future homes: This carbon neutral home has passive thermal regulation throughout, as well as a smart rooftop garden and interior glass wall

Are these the homes of the future?

Three innovative properties offering solutions for tomorrow's houses today

By Victoria Purcell | 4 March 2022

A new report on the future of sustainable homes explores design trends, technologies and innovations from around the globe to offer an insight into what next-generation housing will look like.

Commissioned by Swedish lift manufacturer Aritco, compiled by UK-based intelligence platform Springwise and released in January 2022, the Future of the Sustainable Home and Office Report reveals how familiar spaces are being transformed.

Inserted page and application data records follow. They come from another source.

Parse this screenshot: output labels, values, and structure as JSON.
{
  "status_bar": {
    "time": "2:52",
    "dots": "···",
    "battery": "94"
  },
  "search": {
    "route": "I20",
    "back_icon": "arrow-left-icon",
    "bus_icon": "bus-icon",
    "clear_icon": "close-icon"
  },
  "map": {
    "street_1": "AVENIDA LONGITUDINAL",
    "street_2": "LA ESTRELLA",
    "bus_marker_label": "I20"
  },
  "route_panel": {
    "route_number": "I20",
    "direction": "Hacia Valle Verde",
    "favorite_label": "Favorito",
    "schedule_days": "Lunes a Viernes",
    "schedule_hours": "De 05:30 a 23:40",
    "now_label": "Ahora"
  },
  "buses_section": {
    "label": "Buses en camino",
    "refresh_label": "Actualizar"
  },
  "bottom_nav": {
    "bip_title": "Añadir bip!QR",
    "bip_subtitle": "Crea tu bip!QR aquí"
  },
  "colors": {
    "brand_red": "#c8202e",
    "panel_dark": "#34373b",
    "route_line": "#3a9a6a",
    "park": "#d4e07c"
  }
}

It is divided into two sections – Circularity, which explores the areas of biodiversity, waste and tech, and Net Zero, examining cities, energy and materials – and offers 20 examples of businesses and innovators at the cutting edge of sustainable products and services for homes and offices.

The Future of the Sustainable Home and Office Report by Aritco/Springwise

The Aritco/Springwise Future of the Sustainable Home and Office Report was released in January 2022

Three future homes are highlighted for their sustainable design: a self-powered house that gives energy back to the grid, a carbon-neutral structure with passive thermal regulation throughout, and an apartment fitted out with products made from waste products. Could these be the blueprints for our future homes? Grand Designs magazine takes a look.

A self-powered home in Melbourne

The Garden House by Austin Maynard generates its own energy through solar power. The home produces 100 kilowatt-hours daily and stores it in batteries. This powers the climate-controlled heating, a digital entertainment system, a heated swimming pool and charges an electric car, as well as supplying excess electricity to the local power grid.

Sustainability has been built into the rest of the house design, with recycled 1950s bricks used in the construction and design principles that don’t rely on technology, including focusing insulation at the top of the property to trap heat as it rises, mechanical ventilation with heat recovery, a vegetable patch, compost and a water tank that irrigates the garden and toilets. The house also faces north to maximise natural light.

What does the future home look like? Self-powered home in Melbourne

The Garden House in Melbourne by Austin Maynard Architects

Take the video tour below: